--- Data provided Enclosed Below ---
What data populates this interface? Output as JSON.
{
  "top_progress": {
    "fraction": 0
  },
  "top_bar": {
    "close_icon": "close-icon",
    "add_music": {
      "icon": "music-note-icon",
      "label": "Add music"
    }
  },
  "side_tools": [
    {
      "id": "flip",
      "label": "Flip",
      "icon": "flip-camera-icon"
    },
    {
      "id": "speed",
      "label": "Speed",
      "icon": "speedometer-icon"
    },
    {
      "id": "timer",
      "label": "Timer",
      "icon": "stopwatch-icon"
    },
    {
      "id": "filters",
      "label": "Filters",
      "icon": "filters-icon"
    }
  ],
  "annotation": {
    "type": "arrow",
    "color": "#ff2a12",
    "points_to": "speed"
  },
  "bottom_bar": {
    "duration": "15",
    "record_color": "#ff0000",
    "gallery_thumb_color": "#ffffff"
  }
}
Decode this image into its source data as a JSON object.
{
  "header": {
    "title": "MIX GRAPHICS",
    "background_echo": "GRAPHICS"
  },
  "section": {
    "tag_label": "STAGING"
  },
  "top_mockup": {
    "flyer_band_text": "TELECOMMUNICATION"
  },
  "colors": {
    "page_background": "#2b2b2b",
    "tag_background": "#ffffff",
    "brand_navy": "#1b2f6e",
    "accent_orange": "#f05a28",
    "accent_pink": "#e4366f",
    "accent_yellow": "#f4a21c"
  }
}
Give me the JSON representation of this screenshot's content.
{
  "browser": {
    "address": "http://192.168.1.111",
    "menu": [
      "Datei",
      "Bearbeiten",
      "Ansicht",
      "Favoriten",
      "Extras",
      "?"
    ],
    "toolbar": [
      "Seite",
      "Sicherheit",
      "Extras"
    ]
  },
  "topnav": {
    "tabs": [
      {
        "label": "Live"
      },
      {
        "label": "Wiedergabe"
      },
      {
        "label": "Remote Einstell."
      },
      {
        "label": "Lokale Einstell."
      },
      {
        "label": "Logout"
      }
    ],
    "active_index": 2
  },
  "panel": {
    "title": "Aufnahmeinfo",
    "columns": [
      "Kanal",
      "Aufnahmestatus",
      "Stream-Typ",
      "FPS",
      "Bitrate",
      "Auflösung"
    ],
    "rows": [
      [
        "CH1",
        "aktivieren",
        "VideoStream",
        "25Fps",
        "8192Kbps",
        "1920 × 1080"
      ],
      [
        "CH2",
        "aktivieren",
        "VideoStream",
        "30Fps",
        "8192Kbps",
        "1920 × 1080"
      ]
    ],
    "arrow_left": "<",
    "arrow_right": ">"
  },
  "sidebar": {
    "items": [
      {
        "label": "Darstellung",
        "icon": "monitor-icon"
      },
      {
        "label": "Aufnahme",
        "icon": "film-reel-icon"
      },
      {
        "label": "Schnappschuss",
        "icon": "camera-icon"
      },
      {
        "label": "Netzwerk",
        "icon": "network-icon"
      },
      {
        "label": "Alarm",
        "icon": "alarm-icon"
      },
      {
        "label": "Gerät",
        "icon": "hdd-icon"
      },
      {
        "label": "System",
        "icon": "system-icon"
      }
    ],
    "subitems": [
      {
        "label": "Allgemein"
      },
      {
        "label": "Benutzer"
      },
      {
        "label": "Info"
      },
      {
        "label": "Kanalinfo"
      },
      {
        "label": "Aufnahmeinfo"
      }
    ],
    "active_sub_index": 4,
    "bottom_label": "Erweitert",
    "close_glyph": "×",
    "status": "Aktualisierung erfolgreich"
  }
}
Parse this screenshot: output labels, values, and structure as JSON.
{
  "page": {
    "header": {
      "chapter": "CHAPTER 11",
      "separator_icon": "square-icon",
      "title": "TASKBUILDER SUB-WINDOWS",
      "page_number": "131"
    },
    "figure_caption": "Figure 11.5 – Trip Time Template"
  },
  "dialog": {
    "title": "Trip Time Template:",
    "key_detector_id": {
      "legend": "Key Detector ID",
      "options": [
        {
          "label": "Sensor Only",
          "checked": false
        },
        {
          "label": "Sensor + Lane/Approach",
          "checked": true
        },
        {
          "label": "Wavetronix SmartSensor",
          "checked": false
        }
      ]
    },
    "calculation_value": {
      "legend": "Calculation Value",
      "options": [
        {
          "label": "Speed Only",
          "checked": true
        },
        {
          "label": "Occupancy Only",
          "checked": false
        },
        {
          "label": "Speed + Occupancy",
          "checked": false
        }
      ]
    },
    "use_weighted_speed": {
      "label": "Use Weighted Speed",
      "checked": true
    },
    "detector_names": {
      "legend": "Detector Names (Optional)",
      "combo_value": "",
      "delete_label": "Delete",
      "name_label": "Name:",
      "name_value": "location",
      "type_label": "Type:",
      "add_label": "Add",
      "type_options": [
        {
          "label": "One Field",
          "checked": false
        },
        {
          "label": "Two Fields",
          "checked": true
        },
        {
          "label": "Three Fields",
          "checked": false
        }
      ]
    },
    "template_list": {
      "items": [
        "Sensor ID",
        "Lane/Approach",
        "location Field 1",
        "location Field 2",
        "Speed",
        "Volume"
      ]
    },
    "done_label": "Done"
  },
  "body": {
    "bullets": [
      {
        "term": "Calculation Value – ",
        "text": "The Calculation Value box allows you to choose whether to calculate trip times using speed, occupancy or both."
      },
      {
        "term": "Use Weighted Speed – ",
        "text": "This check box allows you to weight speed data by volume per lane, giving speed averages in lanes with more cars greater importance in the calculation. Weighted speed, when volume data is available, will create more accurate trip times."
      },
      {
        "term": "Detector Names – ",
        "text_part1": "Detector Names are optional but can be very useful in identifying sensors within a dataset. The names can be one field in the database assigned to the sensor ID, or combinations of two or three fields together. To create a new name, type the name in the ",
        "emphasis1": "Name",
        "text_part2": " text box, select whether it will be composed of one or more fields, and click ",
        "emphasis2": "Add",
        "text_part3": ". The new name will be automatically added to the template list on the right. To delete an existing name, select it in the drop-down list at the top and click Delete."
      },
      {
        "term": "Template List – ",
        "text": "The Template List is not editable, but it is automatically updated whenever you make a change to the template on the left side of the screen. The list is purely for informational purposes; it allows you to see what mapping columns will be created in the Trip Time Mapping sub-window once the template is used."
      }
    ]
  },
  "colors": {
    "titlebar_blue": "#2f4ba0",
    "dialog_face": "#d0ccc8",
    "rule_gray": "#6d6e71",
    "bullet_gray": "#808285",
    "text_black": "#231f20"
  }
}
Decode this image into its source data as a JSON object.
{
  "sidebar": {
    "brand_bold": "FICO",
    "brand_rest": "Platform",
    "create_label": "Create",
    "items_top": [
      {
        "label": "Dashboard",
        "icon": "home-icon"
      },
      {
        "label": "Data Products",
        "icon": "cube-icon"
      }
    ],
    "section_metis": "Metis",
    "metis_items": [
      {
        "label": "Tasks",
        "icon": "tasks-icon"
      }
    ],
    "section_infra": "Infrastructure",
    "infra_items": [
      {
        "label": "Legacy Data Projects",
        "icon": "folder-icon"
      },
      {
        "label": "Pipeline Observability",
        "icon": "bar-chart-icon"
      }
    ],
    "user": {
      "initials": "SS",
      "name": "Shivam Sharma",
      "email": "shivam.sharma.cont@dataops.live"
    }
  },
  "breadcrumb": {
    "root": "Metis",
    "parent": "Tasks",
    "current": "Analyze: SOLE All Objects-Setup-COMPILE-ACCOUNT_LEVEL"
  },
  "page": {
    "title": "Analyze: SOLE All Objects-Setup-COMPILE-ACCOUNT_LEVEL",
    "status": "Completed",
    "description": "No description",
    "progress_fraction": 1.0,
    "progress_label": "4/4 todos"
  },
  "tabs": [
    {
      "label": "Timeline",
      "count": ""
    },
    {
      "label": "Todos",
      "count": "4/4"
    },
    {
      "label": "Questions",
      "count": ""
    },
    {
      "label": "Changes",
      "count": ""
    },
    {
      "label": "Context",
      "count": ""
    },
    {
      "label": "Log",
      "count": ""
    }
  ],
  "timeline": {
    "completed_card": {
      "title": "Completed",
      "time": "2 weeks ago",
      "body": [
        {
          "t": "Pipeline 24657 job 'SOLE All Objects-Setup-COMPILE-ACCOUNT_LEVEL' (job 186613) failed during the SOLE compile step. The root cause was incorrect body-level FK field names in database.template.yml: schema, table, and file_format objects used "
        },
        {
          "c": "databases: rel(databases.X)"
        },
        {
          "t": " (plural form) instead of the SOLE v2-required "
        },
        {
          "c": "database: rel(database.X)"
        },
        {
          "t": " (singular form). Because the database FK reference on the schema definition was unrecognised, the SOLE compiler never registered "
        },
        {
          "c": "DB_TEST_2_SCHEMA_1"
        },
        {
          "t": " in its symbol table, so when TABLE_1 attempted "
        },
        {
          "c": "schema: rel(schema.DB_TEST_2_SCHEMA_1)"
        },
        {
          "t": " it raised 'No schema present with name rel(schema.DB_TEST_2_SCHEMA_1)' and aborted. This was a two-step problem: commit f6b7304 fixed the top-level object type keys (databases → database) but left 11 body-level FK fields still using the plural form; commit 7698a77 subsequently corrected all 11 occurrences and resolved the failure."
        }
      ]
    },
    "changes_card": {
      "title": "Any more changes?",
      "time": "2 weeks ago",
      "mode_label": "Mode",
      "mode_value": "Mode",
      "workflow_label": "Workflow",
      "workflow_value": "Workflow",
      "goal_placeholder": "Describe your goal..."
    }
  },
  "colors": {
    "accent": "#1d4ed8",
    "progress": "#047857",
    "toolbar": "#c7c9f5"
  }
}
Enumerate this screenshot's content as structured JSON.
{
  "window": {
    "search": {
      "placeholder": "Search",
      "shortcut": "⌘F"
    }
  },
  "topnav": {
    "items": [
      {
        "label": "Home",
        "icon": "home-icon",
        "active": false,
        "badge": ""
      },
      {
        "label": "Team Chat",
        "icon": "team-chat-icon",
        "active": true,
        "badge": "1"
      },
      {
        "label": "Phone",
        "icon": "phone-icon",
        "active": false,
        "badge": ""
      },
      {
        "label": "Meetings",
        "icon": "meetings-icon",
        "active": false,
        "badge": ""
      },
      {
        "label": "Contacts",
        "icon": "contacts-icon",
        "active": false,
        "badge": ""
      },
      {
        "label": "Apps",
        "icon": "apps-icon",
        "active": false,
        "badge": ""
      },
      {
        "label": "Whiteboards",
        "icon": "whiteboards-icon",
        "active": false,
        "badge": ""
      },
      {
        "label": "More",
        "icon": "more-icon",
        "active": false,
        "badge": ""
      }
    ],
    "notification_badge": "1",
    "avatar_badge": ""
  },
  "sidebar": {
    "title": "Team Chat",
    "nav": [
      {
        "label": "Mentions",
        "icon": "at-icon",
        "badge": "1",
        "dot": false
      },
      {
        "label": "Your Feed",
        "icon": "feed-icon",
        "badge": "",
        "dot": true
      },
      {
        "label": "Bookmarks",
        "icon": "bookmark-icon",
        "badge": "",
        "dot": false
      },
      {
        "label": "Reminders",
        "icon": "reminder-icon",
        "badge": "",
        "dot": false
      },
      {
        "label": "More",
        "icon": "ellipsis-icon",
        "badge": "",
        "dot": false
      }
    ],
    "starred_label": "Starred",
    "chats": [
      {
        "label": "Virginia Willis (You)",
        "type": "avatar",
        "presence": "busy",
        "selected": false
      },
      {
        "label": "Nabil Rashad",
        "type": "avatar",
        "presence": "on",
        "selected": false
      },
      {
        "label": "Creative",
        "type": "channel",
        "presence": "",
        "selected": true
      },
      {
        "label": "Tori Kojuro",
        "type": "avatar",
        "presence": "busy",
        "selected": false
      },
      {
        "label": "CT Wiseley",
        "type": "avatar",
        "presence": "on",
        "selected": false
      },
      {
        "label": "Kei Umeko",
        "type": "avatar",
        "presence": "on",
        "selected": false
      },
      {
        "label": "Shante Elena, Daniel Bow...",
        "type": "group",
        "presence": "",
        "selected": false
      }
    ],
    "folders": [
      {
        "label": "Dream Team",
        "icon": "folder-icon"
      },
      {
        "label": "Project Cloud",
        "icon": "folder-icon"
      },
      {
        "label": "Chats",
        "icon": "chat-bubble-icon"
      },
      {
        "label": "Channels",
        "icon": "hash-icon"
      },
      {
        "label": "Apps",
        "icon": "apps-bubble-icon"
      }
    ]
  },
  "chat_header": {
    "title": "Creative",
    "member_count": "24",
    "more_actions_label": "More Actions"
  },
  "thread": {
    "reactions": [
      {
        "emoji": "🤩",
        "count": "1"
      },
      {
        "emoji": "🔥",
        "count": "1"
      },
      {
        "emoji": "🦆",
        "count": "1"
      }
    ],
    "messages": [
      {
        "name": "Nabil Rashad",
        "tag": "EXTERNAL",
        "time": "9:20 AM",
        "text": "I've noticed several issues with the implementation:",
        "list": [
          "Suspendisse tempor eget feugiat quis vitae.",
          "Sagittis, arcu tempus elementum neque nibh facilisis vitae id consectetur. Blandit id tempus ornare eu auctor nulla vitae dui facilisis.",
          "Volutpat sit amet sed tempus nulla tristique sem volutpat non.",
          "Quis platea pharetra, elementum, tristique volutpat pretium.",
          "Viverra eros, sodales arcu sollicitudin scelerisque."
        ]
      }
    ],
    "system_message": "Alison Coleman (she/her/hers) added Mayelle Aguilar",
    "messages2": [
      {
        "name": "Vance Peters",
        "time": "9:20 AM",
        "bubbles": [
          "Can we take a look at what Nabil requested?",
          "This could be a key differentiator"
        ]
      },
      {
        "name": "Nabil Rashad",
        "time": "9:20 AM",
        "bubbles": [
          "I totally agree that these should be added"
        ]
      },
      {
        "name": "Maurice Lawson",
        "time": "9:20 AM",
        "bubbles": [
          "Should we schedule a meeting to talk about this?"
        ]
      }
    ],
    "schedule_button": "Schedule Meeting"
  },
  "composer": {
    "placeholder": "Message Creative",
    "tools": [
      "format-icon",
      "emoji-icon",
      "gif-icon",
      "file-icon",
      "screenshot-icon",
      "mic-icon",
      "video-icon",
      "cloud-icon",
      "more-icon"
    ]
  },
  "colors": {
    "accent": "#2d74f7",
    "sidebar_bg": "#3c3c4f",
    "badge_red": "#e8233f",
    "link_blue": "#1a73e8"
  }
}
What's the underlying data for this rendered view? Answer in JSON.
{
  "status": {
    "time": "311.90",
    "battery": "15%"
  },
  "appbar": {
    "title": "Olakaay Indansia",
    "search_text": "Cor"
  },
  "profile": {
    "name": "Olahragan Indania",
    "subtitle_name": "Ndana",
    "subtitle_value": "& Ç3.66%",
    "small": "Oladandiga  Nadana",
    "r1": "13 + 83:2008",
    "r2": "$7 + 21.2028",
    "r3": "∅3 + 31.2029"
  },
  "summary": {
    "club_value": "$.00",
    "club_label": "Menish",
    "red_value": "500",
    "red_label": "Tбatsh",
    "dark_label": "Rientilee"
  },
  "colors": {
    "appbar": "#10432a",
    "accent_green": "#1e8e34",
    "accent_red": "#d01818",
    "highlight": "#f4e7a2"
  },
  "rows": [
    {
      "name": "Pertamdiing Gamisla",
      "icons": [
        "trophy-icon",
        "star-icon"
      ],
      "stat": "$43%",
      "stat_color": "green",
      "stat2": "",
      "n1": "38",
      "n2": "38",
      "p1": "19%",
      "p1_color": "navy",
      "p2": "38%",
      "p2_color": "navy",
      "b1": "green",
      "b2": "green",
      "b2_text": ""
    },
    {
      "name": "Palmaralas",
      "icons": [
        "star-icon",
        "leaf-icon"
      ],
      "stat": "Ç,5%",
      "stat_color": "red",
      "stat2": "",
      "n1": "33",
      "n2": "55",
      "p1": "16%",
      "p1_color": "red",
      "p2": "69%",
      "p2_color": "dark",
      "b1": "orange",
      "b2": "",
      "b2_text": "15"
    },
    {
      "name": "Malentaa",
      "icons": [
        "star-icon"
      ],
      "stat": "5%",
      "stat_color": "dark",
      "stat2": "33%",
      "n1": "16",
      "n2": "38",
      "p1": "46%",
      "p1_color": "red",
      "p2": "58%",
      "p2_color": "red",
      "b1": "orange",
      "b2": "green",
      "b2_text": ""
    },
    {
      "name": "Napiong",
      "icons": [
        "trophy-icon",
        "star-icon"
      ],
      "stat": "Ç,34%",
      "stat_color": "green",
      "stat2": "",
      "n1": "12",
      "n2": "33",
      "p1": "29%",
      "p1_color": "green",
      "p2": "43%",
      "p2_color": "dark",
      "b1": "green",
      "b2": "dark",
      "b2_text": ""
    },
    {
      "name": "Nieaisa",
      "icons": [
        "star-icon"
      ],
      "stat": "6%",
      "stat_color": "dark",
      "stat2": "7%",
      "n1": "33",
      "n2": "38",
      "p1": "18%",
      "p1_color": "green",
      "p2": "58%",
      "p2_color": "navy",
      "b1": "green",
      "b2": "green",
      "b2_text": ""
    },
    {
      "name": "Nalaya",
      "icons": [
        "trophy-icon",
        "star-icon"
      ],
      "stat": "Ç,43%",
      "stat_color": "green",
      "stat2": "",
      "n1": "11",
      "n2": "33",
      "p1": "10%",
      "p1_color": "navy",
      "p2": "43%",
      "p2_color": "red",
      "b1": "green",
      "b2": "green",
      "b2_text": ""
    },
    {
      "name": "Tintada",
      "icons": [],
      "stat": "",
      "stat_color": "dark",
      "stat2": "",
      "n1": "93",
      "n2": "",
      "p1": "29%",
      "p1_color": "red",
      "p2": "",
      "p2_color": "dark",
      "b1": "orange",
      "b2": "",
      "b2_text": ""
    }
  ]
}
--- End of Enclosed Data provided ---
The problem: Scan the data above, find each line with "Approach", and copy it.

Answer area:
          "label": "Sensor + Lane/Approach",
        "Lane/Approach",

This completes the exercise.